§ REQUIRED ACTION: Find the lines holding the string "easy" in the data, then copy all of them.

§ DATA FOR THE TASK:
========

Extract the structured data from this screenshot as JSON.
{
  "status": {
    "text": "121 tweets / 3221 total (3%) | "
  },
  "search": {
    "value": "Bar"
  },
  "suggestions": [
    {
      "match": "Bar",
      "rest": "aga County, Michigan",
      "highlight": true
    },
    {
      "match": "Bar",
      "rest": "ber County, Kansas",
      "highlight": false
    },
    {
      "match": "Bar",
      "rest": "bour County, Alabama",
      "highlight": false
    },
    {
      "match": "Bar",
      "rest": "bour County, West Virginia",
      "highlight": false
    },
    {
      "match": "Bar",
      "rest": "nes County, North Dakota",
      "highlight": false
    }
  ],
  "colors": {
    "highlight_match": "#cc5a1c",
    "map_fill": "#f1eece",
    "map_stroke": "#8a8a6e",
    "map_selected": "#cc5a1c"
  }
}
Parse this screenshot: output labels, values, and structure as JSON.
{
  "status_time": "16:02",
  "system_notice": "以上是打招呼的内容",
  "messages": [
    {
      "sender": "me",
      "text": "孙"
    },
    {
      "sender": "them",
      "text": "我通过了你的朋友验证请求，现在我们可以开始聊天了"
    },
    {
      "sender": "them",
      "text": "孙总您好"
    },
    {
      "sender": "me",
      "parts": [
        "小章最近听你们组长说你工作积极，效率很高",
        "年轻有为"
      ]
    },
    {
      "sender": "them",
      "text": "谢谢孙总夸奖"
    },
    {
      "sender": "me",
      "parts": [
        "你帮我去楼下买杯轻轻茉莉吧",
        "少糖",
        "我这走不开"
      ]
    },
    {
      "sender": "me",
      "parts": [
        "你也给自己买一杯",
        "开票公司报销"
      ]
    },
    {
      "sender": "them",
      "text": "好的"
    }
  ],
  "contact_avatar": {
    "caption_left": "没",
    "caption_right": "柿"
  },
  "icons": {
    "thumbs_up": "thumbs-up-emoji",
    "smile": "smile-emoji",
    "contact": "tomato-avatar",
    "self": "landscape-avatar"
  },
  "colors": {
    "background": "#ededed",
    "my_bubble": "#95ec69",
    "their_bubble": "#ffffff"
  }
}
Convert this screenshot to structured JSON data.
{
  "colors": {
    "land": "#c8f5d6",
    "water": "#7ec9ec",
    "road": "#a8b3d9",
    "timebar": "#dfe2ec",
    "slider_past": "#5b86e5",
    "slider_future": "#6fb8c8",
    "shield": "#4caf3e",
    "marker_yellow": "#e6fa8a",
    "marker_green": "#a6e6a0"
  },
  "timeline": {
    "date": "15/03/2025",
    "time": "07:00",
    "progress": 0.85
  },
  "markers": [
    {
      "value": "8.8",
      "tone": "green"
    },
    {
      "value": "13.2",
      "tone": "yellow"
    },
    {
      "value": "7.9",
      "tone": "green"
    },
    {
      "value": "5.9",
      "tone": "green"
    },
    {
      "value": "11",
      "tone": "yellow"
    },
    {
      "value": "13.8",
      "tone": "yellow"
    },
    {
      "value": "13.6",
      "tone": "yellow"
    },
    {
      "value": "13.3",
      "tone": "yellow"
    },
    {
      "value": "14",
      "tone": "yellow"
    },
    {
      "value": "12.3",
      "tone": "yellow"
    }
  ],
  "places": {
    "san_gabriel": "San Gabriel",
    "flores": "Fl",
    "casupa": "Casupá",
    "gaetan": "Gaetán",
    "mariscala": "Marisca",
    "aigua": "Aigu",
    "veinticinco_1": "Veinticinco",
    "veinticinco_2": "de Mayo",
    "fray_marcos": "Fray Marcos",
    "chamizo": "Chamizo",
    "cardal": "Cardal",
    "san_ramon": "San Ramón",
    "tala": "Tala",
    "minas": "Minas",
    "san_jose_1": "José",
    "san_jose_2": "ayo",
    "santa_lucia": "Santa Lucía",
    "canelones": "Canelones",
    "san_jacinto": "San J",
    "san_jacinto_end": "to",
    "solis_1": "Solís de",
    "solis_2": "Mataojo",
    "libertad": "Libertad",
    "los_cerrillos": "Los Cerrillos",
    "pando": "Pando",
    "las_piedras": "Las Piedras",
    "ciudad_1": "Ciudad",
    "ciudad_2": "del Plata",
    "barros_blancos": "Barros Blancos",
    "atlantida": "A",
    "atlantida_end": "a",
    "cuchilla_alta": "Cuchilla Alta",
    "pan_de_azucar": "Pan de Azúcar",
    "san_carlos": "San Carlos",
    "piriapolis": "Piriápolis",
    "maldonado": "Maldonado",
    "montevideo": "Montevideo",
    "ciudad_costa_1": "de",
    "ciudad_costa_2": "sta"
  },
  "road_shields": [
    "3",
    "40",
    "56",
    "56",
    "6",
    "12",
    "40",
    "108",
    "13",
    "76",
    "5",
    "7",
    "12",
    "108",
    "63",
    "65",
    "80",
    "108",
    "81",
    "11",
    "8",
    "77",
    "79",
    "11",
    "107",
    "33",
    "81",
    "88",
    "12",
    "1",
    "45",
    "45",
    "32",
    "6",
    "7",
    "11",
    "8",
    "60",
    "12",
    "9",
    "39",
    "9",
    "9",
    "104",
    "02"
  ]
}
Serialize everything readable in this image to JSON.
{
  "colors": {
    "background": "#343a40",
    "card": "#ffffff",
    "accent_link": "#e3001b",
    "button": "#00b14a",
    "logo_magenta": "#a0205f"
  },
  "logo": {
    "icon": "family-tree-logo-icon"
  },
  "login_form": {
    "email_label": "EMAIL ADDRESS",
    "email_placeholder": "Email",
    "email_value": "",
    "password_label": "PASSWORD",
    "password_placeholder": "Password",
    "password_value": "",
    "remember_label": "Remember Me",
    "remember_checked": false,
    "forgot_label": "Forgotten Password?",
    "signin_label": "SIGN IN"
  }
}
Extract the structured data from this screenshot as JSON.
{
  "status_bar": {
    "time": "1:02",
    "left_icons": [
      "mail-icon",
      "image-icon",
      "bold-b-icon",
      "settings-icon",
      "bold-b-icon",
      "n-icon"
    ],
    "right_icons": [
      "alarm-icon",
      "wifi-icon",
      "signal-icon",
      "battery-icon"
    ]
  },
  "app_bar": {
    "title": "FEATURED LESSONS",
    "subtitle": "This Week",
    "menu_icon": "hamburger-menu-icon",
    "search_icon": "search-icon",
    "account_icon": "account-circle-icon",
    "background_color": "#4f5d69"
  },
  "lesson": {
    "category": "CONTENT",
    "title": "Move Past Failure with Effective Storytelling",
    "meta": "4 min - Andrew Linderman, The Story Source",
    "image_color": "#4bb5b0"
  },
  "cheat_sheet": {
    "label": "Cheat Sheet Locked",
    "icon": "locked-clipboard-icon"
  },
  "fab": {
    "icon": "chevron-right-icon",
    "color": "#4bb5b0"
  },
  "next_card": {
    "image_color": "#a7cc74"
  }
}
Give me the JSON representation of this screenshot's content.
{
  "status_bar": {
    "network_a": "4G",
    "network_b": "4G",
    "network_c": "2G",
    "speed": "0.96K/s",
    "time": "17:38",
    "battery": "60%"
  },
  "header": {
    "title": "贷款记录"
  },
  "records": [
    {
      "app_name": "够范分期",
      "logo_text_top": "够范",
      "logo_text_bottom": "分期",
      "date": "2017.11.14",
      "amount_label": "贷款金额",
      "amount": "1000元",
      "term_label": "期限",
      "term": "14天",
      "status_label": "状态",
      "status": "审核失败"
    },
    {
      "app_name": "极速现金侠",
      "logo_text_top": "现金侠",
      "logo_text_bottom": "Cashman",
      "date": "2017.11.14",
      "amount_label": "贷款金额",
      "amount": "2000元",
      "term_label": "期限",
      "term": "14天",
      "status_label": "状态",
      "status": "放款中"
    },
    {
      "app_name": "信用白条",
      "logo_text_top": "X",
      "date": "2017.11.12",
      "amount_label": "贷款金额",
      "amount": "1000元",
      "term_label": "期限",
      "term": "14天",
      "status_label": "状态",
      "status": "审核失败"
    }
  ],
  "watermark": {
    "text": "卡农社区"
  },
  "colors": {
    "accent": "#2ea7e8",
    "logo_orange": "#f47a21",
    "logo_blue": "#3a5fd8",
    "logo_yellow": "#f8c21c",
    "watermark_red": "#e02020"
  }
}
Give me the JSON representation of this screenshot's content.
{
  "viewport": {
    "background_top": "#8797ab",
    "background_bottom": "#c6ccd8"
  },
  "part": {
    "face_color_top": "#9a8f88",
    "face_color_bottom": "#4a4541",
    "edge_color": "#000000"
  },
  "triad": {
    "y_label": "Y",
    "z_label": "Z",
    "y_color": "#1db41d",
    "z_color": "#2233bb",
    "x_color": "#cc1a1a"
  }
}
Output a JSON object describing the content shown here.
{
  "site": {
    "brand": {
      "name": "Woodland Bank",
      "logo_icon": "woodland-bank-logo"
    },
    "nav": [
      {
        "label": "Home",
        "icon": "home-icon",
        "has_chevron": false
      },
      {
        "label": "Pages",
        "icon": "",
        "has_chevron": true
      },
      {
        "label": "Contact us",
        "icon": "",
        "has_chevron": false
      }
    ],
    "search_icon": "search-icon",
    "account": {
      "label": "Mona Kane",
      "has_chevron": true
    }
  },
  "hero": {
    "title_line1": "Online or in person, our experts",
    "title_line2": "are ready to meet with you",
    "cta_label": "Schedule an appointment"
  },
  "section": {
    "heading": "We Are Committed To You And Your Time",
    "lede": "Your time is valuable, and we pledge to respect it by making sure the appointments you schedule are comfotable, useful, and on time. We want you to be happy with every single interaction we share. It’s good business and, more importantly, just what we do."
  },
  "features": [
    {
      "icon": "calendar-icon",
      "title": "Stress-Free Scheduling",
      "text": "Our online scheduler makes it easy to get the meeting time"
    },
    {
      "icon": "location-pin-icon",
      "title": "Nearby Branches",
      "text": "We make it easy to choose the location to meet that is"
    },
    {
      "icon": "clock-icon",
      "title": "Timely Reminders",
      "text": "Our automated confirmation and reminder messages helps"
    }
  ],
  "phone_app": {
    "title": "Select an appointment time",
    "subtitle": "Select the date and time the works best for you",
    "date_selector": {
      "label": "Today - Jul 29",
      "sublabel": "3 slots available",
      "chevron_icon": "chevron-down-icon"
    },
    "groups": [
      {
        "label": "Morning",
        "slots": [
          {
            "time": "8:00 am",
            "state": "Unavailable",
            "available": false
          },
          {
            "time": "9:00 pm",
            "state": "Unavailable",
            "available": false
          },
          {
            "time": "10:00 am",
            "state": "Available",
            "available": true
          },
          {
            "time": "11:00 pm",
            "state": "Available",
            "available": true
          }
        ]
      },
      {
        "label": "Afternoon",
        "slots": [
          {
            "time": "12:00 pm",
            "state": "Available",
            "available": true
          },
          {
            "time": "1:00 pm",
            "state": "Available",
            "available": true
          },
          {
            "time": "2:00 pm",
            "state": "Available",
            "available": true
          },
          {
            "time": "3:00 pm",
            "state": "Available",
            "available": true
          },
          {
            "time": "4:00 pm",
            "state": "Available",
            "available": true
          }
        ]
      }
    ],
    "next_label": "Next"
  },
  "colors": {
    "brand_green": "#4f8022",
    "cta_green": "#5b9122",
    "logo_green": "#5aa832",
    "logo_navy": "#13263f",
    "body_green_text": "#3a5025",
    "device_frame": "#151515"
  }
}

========

§ WRITTEN REPLY:
      "text": "Our online scheduler makes it easy to get the meeting time"
      "text": "We make it easy to choose the location to meet that is"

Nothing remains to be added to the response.